[[ Dataset, beginning ]]
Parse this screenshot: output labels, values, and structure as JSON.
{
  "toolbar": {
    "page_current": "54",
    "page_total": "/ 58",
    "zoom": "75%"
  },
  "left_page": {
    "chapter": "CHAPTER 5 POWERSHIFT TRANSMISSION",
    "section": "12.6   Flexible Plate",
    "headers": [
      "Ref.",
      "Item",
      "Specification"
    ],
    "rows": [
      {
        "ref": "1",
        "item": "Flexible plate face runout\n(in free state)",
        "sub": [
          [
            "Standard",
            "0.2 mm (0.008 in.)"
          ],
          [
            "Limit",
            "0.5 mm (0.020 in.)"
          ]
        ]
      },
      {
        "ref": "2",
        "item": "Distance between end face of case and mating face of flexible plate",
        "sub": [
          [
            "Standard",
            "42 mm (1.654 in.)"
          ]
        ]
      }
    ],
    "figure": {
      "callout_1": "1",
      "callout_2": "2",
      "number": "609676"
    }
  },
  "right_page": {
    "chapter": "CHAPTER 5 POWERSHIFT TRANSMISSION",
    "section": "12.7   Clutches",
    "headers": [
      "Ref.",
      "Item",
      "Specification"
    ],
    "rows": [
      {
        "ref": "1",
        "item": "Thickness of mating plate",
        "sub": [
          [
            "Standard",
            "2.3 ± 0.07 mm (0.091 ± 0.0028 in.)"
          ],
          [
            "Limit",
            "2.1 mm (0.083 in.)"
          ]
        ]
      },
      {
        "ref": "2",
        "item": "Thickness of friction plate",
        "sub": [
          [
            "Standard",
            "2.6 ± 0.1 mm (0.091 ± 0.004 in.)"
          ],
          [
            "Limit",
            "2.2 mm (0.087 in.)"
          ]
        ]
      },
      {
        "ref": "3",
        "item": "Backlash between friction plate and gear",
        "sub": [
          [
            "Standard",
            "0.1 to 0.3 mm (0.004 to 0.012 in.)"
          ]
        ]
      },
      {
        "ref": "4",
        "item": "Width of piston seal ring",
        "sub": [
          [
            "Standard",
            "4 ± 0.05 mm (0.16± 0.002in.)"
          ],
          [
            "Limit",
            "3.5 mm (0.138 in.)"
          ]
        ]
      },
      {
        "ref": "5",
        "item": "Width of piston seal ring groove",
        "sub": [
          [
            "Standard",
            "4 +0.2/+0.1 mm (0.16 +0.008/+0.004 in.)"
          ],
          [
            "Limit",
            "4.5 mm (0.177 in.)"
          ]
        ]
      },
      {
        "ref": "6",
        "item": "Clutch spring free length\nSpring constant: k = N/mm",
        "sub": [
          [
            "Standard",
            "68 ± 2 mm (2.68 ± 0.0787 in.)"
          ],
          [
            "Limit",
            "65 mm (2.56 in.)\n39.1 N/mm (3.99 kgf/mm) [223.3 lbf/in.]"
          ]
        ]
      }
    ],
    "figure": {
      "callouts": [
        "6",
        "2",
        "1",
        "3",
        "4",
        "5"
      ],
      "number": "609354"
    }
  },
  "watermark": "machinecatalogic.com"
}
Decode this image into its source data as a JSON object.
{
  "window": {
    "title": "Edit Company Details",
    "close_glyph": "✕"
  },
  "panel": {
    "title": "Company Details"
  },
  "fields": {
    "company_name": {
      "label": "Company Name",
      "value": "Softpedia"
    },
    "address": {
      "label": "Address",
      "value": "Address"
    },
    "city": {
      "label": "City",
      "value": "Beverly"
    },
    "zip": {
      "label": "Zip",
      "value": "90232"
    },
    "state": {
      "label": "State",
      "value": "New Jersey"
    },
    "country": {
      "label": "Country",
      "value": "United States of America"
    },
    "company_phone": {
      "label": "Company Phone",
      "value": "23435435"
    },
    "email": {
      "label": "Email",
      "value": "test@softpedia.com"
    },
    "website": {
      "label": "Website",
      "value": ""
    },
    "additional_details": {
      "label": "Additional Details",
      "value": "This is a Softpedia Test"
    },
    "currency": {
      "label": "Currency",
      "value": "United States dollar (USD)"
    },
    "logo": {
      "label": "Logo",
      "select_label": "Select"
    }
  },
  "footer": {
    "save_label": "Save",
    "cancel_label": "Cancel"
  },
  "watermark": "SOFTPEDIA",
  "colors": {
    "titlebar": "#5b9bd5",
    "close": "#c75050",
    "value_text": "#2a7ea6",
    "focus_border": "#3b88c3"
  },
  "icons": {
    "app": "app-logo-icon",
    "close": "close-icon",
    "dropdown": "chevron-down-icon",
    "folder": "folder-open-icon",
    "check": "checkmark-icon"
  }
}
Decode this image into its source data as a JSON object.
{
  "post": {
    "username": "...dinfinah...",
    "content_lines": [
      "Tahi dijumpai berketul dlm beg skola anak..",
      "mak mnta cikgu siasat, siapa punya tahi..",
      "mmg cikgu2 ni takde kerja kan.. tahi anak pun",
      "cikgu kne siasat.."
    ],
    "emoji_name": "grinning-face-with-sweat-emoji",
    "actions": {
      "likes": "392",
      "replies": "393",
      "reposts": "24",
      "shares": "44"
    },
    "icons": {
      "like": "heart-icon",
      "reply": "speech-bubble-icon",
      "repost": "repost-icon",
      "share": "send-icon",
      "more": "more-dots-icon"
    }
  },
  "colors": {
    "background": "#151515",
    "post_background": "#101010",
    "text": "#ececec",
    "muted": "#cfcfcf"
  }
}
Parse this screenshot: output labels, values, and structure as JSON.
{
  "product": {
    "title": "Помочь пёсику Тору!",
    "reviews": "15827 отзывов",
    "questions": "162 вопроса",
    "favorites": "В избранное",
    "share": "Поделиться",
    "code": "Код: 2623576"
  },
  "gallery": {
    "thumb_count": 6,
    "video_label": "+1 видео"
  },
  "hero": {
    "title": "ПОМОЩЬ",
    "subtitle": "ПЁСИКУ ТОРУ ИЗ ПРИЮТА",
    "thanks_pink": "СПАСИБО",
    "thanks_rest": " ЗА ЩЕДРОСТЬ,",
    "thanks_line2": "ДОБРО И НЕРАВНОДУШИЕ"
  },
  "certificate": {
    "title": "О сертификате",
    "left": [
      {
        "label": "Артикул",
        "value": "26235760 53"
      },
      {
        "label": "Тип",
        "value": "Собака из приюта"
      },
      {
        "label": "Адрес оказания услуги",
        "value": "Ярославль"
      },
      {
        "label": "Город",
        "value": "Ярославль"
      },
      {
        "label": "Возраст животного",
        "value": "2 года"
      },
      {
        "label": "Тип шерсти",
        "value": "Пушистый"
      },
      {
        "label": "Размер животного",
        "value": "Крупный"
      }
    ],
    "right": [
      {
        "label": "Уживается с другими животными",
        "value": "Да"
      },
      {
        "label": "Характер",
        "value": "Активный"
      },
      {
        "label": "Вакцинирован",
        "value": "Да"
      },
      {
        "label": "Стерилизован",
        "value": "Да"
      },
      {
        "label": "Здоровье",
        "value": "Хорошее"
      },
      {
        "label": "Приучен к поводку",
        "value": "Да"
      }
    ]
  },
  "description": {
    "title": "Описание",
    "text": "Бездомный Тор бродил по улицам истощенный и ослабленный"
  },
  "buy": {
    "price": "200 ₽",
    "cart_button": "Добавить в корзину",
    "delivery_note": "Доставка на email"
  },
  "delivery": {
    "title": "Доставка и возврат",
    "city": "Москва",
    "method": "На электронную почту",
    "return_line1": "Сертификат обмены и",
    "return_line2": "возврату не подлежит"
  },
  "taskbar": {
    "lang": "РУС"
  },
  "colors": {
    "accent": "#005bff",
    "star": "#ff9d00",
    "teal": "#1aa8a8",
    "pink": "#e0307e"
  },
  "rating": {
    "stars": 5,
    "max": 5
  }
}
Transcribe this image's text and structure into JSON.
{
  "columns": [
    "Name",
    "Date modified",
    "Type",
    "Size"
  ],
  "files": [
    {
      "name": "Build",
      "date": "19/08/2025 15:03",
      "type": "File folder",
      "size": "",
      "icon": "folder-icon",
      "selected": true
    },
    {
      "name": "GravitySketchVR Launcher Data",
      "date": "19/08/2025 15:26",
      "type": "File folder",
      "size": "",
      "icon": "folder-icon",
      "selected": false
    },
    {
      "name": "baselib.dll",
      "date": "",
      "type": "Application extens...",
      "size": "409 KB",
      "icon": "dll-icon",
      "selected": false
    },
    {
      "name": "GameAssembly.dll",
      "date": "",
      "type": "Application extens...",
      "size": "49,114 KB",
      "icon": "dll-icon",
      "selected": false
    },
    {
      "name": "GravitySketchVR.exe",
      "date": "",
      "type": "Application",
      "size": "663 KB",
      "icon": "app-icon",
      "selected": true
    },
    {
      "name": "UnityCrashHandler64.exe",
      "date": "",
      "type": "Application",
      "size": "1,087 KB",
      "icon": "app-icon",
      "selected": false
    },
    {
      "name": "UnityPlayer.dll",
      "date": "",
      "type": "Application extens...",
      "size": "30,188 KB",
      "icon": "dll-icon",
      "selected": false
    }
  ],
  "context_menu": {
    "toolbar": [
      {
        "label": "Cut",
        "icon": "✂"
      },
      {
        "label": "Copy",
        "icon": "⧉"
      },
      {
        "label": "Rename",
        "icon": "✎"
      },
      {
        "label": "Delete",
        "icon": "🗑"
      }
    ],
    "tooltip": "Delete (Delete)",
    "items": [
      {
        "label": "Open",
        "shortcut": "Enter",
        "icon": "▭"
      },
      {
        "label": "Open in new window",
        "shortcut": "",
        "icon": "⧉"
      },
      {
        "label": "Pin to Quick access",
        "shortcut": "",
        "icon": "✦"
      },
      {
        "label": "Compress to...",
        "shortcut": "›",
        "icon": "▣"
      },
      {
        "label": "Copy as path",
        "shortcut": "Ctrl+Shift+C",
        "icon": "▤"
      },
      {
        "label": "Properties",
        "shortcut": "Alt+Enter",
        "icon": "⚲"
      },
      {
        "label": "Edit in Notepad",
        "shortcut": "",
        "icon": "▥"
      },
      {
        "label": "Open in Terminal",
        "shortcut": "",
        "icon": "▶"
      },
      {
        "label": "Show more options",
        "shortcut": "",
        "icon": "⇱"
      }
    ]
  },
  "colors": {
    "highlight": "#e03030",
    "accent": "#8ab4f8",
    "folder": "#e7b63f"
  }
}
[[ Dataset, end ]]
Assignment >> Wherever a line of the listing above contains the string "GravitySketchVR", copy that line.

Result below >>
      "name": "GravitySketchVR Launcher Data",
      "name": "GravitySketchVR.exe",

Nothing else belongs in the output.